Due to these drastic slants in our quantitative data, we utilized our focus group to direct our question in a new way. The discussion with peers proved more valuable than any of the quantitative data we collected. Discussions started with addressing what the group believed to be the typical stereotype for a gamer. Even upon prompting the media sanctioned stereotype, a late teen to early twenties male, there was a general consensus that though this may have been the case 15 years ago, it is no longer true now. In a group of 8 females and 1 male, we established that a majority of them did in fact identify in some way as a gamer. This fact was established soon after we clarified, via discussion, the definition of a ‘gamer.’ We learned via this focus group that the stereotype of a gamer is mostly non-existent; it is what classifies the definition of a gamer that determines one’s identification as a gamer. Once this understanding was established, we asked what each person sees as a gamer in terms of behaviour and habit, rather than physical characteristic or gender.

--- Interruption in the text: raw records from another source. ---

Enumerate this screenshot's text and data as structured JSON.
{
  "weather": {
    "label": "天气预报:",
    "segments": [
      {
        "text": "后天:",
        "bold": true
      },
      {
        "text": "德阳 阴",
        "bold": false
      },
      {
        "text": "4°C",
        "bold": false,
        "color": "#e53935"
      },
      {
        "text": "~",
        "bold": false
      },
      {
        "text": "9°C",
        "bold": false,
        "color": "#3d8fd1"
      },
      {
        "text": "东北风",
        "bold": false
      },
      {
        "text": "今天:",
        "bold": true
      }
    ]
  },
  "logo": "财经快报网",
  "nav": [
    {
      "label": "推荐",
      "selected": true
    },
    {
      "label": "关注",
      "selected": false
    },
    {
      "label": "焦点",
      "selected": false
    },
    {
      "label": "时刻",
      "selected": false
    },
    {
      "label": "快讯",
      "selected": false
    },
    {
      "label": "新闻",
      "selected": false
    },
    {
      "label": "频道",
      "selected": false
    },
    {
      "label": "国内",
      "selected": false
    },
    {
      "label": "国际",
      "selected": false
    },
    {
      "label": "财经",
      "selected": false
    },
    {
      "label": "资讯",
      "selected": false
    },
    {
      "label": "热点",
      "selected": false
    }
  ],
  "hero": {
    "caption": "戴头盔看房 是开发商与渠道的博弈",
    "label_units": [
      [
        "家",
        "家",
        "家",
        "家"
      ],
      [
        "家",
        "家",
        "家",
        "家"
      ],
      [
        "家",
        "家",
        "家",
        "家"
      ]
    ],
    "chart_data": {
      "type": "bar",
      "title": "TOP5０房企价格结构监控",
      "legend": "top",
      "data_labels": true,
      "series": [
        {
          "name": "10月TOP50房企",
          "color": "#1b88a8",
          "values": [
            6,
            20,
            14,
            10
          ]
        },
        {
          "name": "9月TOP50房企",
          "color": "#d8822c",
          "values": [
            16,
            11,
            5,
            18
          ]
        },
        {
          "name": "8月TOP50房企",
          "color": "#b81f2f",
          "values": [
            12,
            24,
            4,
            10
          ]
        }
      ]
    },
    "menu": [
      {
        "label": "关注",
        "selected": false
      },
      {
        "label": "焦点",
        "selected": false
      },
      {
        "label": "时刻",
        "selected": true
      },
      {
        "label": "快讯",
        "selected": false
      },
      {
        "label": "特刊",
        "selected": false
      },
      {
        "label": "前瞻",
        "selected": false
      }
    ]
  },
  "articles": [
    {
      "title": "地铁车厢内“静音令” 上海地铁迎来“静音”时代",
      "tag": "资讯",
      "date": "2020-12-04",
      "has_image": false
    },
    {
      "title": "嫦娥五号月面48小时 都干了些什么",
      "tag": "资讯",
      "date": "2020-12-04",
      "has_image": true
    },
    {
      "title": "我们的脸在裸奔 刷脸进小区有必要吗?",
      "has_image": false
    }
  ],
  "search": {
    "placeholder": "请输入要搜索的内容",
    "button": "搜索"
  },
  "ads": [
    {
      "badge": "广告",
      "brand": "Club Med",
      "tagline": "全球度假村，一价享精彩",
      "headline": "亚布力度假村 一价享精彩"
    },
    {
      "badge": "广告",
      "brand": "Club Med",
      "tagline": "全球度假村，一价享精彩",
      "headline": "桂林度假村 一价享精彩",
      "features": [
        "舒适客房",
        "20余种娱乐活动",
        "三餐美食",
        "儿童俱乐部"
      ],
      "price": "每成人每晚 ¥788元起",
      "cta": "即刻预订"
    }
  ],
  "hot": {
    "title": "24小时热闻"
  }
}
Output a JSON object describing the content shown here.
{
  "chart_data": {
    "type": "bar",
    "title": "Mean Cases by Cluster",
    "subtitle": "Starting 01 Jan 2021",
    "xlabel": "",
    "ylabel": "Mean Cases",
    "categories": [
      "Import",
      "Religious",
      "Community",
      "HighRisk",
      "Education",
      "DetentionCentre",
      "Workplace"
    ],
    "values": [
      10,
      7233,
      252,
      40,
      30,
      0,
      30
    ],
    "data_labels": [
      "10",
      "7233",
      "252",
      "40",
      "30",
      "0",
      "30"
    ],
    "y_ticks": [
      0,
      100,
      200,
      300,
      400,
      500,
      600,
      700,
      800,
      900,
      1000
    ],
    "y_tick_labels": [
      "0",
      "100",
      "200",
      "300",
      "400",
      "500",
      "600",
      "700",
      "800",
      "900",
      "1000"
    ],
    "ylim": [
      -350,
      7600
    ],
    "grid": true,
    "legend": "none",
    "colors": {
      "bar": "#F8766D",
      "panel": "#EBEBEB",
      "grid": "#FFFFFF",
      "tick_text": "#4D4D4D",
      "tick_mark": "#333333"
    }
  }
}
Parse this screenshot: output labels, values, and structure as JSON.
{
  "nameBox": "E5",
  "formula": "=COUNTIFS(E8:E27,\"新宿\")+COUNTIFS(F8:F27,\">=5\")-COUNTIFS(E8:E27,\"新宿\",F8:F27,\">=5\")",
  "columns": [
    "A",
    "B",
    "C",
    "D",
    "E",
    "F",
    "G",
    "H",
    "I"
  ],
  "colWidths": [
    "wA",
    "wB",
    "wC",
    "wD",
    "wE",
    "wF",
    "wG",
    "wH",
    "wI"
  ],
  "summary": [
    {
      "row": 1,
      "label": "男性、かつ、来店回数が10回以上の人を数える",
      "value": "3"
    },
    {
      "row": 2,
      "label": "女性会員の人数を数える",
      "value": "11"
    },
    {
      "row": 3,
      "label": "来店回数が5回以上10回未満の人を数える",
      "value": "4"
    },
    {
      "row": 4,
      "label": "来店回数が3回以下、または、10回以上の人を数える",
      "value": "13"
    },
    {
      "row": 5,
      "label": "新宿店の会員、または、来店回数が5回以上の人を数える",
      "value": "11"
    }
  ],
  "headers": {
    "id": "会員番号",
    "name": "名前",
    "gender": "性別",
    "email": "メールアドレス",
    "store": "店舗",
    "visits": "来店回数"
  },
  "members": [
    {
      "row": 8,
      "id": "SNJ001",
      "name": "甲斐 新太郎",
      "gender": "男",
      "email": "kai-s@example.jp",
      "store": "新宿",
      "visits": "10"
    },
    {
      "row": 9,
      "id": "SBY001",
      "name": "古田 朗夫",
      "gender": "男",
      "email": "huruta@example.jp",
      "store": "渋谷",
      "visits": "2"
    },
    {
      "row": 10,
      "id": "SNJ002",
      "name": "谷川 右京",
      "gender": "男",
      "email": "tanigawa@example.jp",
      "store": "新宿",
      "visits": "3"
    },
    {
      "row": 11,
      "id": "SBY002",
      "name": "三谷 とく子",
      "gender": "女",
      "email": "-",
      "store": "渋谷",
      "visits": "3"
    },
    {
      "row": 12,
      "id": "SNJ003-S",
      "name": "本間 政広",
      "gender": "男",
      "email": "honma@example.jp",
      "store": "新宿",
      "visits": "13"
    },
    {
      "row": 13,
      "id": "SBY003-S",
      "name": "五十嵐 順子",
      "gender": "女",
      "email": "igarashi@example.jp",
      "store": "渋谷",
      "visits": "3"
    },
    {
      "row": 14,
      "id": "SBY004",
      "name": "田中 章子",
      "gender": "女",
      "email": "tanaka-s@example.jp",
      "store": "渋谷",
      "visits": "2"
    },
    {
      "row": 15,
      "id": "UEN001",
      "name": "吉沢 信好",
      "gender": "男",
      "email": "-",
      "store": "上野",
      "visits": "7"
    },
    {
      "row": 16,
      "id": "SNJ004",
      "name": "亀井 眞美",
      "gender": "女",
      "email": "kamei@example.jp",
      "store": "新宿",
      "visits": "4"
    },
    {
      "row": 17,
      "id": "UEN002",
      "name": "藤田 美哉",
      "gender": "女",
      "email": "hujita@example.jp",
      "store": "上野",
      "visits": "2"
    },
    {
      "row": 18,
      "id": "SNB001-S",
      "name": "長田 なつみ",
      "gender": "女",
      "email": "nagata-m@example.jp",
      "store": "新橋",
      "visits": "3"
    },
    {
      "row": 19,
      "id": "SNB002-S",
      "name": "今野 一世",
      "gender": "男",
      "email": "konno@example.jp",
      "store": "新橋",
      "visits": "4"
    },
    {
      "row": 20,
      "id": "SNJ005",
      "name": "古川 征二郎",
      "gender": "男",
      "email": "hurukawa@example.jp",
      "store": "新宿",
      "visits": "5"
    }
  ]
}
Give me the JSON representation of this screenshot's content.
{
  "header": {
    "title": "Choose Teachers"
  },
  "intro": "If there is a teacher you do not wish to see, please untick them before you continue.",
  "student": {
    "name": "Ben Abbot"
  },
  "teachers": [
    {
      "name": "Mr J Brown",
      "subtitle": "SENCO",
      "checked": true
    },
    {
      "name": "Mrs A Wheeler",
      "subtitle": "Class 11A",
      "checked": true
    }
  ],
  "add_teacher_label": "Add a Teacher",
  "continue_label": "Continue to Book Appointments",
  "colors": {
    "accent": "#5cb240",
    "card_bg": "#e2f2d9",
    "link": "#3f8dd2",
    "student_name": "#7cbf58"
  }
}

Most of the group came to consensus on a ‘gamer’ being someone of any description who:
1. Plays a particular genre of ‘hardcore’ games.
2. Becomes particularly emotional towards loss in games.
3. Participates in online multiplayer regularly.
Focus group participants came to the conclusion that the title ‘gamer’ was specifically associated to a particular subset of video game genres under the categorical umbrella…